According to Torres, the breadth and scope of this recent attack should be enough to galvanize public and private power players despite skepticism.
The June 27 ransomware attack on Maersk shuttered the shipping giant’s terminals and temporarily brought cargo bookings to a standstill. Three days later, Maersk says it is now bringing operations back online, but its terminals in Los Angeles and New Jersey, the largest in the country, remain closed.
In response to the attack, Rep. Torres on Wednesday announced her intention to reintroduce the Strengthening Cybersecurity Information Sharing and Coordination in Our Ports Act, a bill she originally introduced in 2015.
Back then, Torres said, “hearings before Congress revealed how little coordination currently occurs between port landlords and tenants in addressing cyber threats as well as how little consideration has been given by federal agencies to the impact that a cyberattack could pose to our maritime infrastructure.”
The bill won unanimous support in the lower chamber in December 2015, but died in the Senate. Only one item in the bill, the report on port cyberthreats made it into later legislation. How far the DHS has come on that report remains unclear. Sources on the Hill and within the industry told JOC.com on Friday they had heard nothing and could not say where the report stands.
Crowley said that his group doesn’t necessarily oppose the concept of voluntary guidelines. “Mandatory and very concrete requirements across the industry whether it be the port industry or the maritime industry more broadly are not helpful. It’s such a diverse set of sectors with diverse needs,” he said.
Neither do they oppose a channel of communication with the US government that is specific, narrow, and secure. In fact, he said, it is something they’ve been requesting.
“There needs to be a single point of contact that we can all reach in the federal government. There’s a couple today,” said Crowley. “It would be helpful to have one voice at the federal level that speaks to first of all what information is available out of the federal government that can advise and inform the private sector, what is largely a private sector endeavor.”
As has always been the case with the collection of private and proprietary data, Crowley said, any reporting on terminal or port cybersecurity needs to be handled with kid gloves. When data is shared, Crowley said, it would be preferred if it were the government sharing data with the private sector on known threats, not the private sector sharing data with the government on vulnerabilities that could be exploited.
“It would be our position that the federal government and Washington, DC should be sharing what it has and providing insight and views to what are the trends that may not be available to the industry,” Crowley said.

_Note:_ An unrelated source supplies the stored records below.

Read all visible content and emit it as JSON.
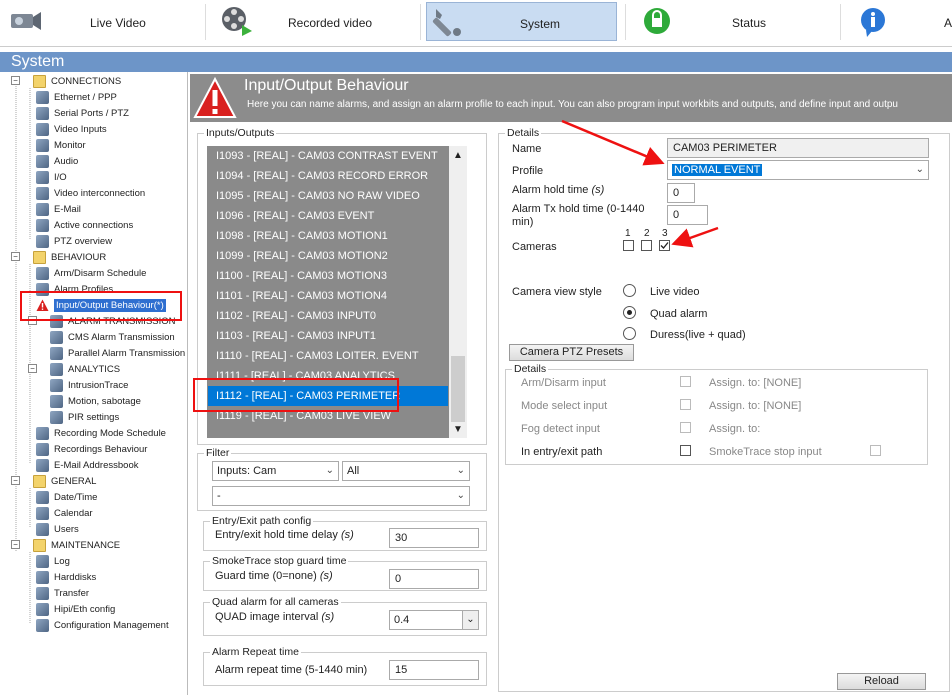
{
  "nav": {
    "tabs": [
      {
        "label": "Live Video",
        "icon": "camera-icon"
      },
      {
        "label": "Recorded video",
        "icon": "film-reel-icon"
      },
      {
        "label": "System",
        "icon": "wrench-icon"
      },
      {
        "label": "Status",
        "icon": "status-icon"
      },
      {
        "label": "A",
        "icon": "info-icon"
      }
    ],
    "active": "System"
  },
  "system_bar": {
    "title": "System"
  },
  "sidebar": {
    "items": [
      {
        "label": "CONNECTIONS",
        "type": "category",
        "icon": "folder-icon"
      },
      {
        "label": "Ethernet / PPP",
        "icon": "ethernet-icon"
      },
      {
        "label": "Serial Ports / PTZ",
        "icon": "serial-port-icon"
      },
      {
        "label": "Video Inputs",
        "icon": "video-input-icon"
      },
      {
        "label": "Monitor",
        "icon": "monitor-icon"
      },
      {
        "label": "Audio",
        "icon": "headphones-icon"
      },
      {
        "label": "I/O",
        "icon": "io-icon"
      },
      {
        "label": "Video interconnection",
        "icon": "interconnect-icon"
      },
      {
        "label": "E-Mail",
        "icon": "email-icon"
      },
      {
        "label": "Active connections",
        "icon": "connections-icon"
      },
      {
        "label": "PTZ overview",
        "icon": "ptz-icon"
      },
      {
        "label": "BEHAVIOUR",
        "type": "category",
        "icon": "folder-icon"
      },
      {
        "label": "Arm/Disarm Schedule",
        "icon": "schedule-icon"
      },
      {
        "label": "Alarm Profiles",
        "icon": "alarm-profile-icon"
      },
      {
        "label": "Input/Output Behaviour(*)",
        "icon": "warning-icon",
        "selected": true
      },
      {
        "label": "ALARM TRANSMISSION",
        "type": "subcategory",
        "icon": "transmission-icon"
      },
      {
        "label": "CMS Alarm Transmission",
        "icon": "cms-icon"
      },
      {
        "label": "Parallel Alarm Transmission",
        "icon": "parallel-icon"
      },
      {
        "label": "ANALYTICS",
        "type": "subcategory",
        "icon": "analytics-icon"
      },
      {
        "label": "IntrusionTrace",
        "icon": "intrusion-icon"
      },
      {
        "label": "Motion, sabotage",
        "icon": "motion-icon"
      },
      {
        "label": "PIR settings",
        "icon": "pir-icon"
      },
      {
        "label": "Recording Mode Schedule",
        "icon": "calendar-icon"
      },
      {
        "label": "Recordings Behaviour",
        "icon": "recording-icon"
      },
      {
        "label": "E-Mail Addressbook",
        "icon": "addressbook-icon"
      },
      {
        "label": "GENERAL",
        "type": "category",
        "icon": "folder-icon"
      },
      {
        "label": "Date/Time",
        "icon": "clock-icon"
      },
      {
        "label": "Calendar",
        "icon": "calendar-icon"
      },
      {
        "label": "Users",
        "icon": "users-icon"
      },
      {
        "label": "MAINTENANCE",
        "type": "category",
        "icon": "folder-icon"
      },
      {
        "label": "Log",
        "icon": "log-icon"
      },
      {
        "label": "Harddisks",
        "icon": "harddisk-icon"
      },
      {
        "label": "Transfer",
        "icon": "transfer-icon"
      },
      {
        "label": "Hipi/Eth config",
        "icon": "network-config-icon"
      },
      {
        "label": "Configuration Management",
        "icon": "config-icon"
      }
    ]
  },
  "header": {
    "title": "Input/Output Behaviour",
    "description": "Here you can name alarms, and assign an alarm profile to each input. You can also program input workbits and outputs, and define input and outpu"
  },
  "io_panel": {
    "legend": "Inputs/Outputs",
    "items": [
      "I1093 - [REAL] - CAM03 CONTRAST EVENT",
      "I1094 - [REAL] - CAM03 RECORD ERROR",
      "I1095 - [REAL] - CAM03 NO RAW VIDEO",
      "I1096 - [REAL] - CAM03 EVENT",
      "I1098 - [REAL] - CAM03 MOTION1",
      "I1099 - [REAL] - CAM03 MOTION2",
      "I1100 - [REAL] - CAM03 MOTION3",
      "I1101 - [REAL] - CAM03 MOTION4",
      "I1102 - [REAL] - CAM03 INPUT0",
      "I1103 - [REAL] - CAM03 INPUT1",
      "I1110 - [REAL] - CAM03 LOITER. EVENT",
      "I1111 - [REAL] - CAM03 ANALYTICS",
      "I1112 - [REAL] - CAM03 PERIMETER",
      "I1119 - [REAL] - CAM03 LIVE VIEW"
    ],
    "selected_index": 12
  },
  "filter": {
    "legend": "Filter",
    "type_value": "Inputs: Cam",
    "state_value": "All",
    "sub_value": "-"
  },
  "entry_exit": {
    "legend": "Entry/Exit path config",
    "label": "Entry/exit hold time delay",
    "unit": "(s)",
    "value": "30"
  },
  "smoketrace": {
    "legend": "SmokeTrace stop guard time",
    "label": "Guard time (0=none)",
    "unit": "(s)",
    "value": "0"
  },
  "quad": {
    "legend": "Quad alarm for all cameras",
    "label": "QUAD image interval",
    "unit": "(s)",
    "value": "0.4"
  },
  "repeat": {
    "legend": "Alarm Repeat time",
    "label": "Alarm repeat time (5-1440 min)",
    "value": "15"
  },
  "details": {
    "legend": "Details",
    "name_label": "Name",
    "name_value": "CAM03 PERIMETER",
    "profile_label": "Profile",
    "profile_value": "NORMAL EVENT",
    "hold_label": "Alarm hold time",
    "hold_unit": "(s)",
    "hold_value": "0",
    "tx_label_1": "Alarm Tx hold time (0-1440",
    "tx_label_2": "min)",
    "tx_value": "0",
    "cameras_label": "Cameras",
    "camera_numbers": [
      "1",
      "2",
      "3"
    ],
    "camera_checked": [
      false,
      false,
      true
    ],
    "view_style_label": "Camera view style",
    "view_options": [
      "Live video",
      "Quad alarm",
      "Duress(live + quad)"
    ],
    "view_selected": 1,
    "ptz_button": "Camera PTZ Presets"
  },
  "sub_details": {
    "legend": "Details",
    "rows": [
      {
        "label": "Arm/Disarm input",
        "assign": "Assign. to: [NONE]",
        "enabled": false
      },
      {
        "label": "Mode select input",
        "assign": "Assign. to: [NONE]",
        "enabled": false
      },
      {
        "label": "Fog detect input",
        "assign": "Assign. to:",
        "enabled": false
      },
      {
        "label": "In entry/exit path",
        "assign": "SmokeTrace stop input",
        "enabled": true
      }
    ]
  },
  "reload_button": "Reload",
  "colors": {
    "accent": "#0078d7",
    "highlight": "#e11111",
    "banner": "#8c8c8c",
    "system_bar": "#6d95c8"
  }
}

Torres has not said yet when she plans to reintroduce her legislation. The House has left Washington for its July 4 vacation and won’t return until July 11. Then it will only be in session for three weeks before both chambers of Congress will be on recess through the entire month of August.